    But Iljinhoe 일진회 一進会, which consited of hundreds of thousands of political members, invited Japan.

    Kim wang sop

    I am not claiming the colonization was right, it was wrong.But in my view, Korea was humiliated by China just as bad as Japan. If so, I wonder why is it that Koreans have grudges only against Japan..
    Some Japanese explain that Korean anti-Japanese sentiment is originated from Sinocentrism.
    http://en.wikipedia.org/wiki/Sinocentrism.China>Korea>Japan. And according to Confucious, it is just unforgivable that a subordinate rule a boss.That is why Korea still have relatively good relations with China when China played important role dividing Korea and that is why they still have strong anti-Japan sentiments.
    What do you think?

  7. […] I had good conversations with Matt and Ponta in the post Nationalism in Korea. Ponta’s questions from the post led to sino-korean relationship. I decided to make another post instead of making a follow-up comment because i find the use of the comment for a long post rather hard. […]

  8. […] Related posts: Mixed-blood fighter, Nationalism in Korea […]

  9. 4692dfd3da said



  10. Lucille said

    Fantastic read, I changed template on my website and then the rankings
    Posted this on Facebook, very interesting

Leave a Reply

Fill in your details below or click an icon to log in:

WordPress.com Logo

You are commenting using your WordPress.com account. Log Out / Change )

Twitter picture

You are commenting using your Twitter account. Log Out / Change )

Facebook photo

You are commenting using your Facebook account. Log Out / Change )

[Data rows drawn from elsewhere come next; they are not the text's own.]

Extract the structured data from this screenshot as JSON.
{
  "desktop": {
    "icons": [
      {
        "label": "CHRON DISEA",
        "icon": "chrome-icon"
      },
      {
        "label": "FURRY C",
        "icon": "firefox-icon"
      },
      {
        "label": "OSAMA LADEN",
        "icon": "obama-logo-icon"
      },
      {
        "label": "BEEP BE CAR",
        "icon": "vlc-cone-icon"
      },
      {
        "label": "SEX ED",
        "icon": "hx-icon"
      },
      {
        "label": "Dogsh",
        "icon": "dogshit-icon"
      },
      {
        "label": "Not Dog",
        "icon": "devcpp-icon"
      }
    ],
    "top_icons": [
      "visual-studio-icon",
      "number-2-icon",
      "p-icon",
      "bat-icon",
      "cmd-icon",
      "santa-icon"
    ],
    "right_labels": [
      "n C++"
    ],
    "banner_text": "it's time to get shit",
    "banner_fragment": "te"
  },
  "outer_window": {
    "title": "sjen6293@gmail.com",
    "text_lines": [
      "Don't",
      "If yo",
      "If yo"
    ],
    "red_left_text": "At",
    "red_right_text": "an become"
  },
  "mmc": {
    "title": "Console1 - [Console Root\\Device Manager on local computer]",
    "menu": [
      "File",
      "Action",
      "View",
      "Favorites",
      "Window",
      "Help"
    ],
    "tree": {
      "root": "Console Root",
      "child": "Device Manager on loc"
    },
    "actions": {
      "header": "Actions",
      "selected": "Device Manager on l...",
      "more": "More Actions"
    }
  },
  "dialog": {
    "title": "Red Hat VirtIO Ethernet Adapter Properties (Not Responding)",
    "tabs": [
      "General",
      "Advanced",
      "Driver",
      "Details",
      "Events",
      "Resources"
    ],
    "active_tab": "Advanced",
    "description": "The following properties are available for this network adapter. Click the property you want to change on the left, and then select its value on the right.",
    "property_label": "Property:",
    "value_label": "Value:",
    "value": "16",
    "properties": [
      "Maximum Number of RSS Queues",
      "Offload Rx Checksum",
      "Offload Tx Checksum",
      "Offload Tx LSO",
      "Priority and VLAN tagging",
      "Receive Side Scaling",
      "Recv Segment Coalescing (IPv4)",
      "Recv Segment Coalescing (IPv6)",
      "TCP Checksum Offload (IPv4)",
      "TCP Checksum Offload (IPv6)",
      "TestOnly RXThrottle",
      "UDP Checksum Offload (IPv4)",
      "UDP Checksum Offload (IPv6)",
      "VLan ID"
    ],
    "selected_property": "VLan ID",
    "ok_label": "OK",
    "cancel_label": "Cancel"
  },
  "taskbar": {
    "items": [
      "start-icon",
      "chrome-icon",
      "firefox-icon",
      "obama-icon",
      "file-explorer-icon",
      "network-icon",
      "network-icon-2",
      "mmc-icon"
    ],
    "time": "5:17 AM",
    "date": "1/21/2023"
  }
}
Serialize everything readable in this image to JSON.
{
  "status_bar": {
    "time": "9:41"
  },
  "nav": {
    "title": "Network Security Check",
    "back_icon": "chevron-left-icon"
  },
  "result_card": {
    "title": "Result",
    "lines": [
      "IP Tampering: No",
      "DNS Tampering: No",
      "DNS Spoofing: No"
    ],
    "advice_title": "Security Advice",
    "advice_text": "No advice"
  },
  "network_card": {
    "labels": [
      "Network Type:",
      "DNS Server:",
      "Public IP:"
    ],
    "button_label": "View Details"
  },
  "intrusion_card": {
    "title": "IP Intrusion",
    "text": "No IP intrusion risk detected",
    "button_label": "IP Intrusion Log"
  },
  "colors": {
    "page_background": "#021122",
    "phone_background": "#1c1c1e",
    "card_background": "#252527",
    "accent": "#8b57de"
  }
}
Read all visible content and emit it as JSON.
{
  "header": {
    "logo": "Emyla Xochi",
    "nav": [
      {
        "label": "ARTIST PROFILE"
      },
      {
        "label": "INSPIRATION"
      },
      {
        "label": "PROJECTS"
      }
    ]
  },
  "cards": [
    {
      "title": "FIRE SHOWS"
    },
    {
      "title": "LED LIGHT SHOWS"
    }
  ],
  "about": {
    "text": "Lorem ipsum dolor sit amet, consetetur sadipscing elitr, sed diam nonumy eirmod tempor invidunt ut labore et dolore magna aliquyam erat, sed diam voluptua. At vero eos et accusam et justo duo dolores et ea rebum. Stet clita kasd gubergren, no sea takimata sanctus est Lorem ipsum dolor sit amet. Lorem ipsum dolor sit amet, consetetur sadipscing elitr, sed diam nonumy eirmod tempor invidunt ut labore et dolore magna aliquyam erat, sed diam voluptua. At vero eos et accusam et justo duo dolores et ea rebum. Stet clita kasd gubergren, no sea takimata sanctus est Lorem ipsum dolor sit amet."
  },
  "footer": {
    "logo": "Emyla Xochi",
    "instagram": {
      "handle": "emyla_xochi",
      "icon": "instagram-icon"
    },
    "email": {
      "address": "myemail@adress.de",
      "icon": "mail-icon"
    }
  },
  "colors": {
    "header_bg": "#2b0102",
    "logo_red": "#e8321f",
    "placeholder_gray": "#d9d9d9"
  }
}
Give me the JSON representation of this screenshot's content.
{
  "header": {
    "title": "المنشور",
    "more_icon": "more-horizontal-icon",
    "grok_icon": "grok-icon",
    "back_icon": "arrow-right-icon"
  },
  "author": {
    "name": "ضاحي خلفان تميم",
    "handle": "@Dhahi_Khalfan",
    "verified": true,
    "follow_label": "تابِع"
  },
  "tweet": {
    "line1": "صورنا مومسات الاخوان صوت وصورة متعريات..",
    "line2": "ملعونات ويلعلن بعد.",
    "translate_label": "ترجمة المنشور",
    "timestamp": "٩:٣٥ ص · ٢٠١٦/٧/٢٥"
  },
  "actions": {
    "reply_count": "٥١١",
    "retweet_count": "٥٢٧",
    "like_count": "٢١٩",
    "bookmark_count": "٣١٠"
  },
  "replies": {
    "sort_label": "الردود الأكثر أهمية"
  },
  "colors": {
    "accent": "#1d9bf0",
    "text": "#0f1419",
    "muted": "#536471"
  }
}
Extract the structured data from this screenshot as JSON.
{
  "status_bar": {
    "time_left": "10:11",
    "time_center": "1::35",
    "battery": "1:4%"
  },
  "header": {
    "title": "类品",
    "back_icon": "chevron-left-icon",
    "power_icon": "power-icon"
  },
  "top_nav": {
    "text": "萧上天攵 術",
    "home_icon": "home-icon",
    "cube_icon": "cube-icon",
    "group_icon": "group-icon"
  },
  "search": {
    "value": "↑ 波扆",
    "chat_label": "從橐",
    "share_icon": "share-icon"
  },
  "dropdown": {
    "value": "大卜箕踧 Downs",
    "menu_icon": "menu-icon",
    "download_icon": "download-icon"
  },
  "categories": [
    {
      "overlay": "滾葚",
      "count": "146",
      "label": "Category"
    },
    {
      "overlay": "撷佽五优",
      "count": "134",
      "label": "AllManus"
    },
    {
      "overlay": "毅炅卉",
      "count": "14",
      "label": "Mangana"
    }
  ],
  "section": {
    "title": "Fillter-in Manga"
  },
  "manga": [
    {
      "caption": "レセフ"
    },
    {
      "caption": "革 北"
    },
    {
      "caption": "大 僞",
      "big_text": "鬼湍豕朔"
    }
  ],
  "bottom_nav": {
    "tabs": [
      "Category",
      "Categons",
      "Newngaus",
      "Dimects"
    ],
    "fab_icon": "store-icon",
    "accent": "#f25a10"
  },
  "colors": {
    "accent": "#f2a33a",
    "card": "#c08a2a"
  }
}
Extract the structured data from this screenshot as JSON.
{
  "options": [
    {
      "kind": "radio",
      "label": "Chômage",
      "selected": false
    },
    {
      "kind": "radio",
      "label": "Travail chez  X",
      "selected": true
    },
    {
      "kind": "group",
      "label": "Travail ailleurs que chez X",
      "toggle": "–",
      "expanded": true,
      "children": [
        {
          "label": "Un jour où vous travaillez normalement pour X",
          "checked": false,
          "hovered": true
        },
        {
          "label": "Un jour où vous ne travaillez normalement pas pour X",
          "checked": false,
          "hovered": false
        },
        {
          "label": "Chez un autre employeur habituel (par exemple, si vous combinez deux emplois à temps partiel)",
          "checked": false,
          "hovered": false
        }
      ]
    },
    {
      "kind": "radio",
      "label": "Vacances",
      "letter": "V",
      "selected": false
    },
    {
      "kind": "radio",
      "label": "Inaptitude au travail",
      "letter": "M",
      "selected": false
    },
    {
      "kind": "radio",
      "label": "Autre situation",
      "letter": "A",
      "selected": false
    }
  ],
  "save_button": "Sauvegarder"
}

Google+ photo

You are commenting using your Google+ account. Log Out / Change )

Connecting to %s

%d bloggers like this: